───── RECORDS PROVIDED ─────

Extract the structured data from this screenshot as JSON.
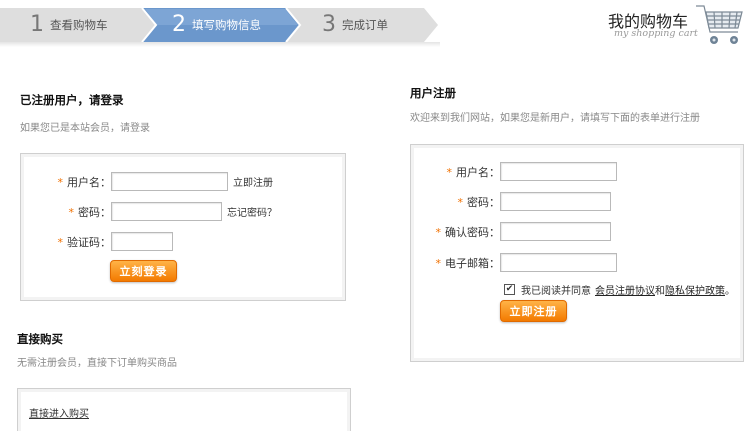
{
  "steps": [
    {
      "num": "1",
      "label": "查看购物车"
    },
    {
      "num": "2",
      "label": "填写购物信息"
    },
    {
      "num": "3",
      "label": "完成订单"
    }
  ],
  "cart": {
    "title": "我的购物车",
    "subtitle": "my shopping cart"
  },
  "login": {
    "title": "已注册用户，请登录",
    "subtitle": "如果您已是本站会员，请登录",
    "username_label": "用户名：",
    "register_link": "立即注册",
    "password_label": "密码：",
    "forgot_link": "忘记密码？",
    "captcha_label": "验证码：",
    "button": "立刻登录",
    "required_mark": "*"
  },
  "direct": {
    "title": "直接购买",
    "subtitle": "无需注册会员，直接下订单购买商品",
    "link": "直接进入购买"
  },
  "register": {
    "title": "用户注册",
    "subtitle": "欢迎来到我们网站，如果您是新用户，请填写下面的表单进行注册",
    "username_label": "用户名：",
    "password_label": "密码：",
    "confirm_label": "确认密码：",
    "email_label": "电子邮箱：",
    "agree_prefix": "我已阅读并同意",
    "agree_terms": "会员注册协议",
    "agree_and": "和",
    "agree_privacy": "隐私保护政策",
    "agree_suffix": "。",
    "checked_mark": "✔",
    "button": "立即注册",
    "required_mark": "*"
  },
  "colors": {
    "accent_orange": "#f37a00",
    "step_active": "#5f8fc8",
    "step_inactive": "#dcdcdc"
  }
}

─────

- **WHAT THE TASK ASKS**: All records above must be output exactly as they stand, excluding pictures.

- **OUTPUT FOR THIS TASK**:
Extract the structured data from this screenshot as JSON.
{
  "steps": [
    {
      "num": "1",
      "label": "查看购物车"
    },
    {
      "num": "2",
      "label": "填写购物信息"
    },
    {
      "num": "3",
      "label": "完成订单"
    }
  ],
  "cart": {
    "title": "我的购物车",
    "subtitle": "my shopping cart"
  },
  "login": {
    "title": "已注册用户，请登录",
    "subtitle": "如果您已是本站会员，请登录",
    "username_label": "用户名：",
    "register_link": "立即注册",
    "password_label": "密码：",
    "forgot_link": "忘记密码？",
    "captcha_label": "验证码：",
    "button": "立刻登录",
    "required_mark": "*"
  },
  "direct": {
    "title": "直接购买",
    "subtitle": "无需注册会员，直接下订单购买商品",
    "link": "直接进入购买"
  },
  "register": {
    "title": "用户注册",
    "subtitle": "欢迎来到我们网站，如果您是新用户，请填写下面的表单进行注册",
    "username_label": "用户名：",
    "password_label": "密码：",
    "confirm_label": "确认密码：",
    "email_label": "电子邮箱：",
    "agree_prefix": "我已阅读并同意",
    "agree_terms": "会员注册协议",
    "agree_and": "和",
    "agree_privacy": "隐私保护政策",
    "agree_suffix": "。",
    "checked_mark": "✔",
    "button": "立即注册",
    "required_mark": "*"
  },
  "colors": {
    "accent_orange": "#f37a00",
    "step_active": "#5f8fc8",
    "step_inactive": "#dcdcdc"
  }
}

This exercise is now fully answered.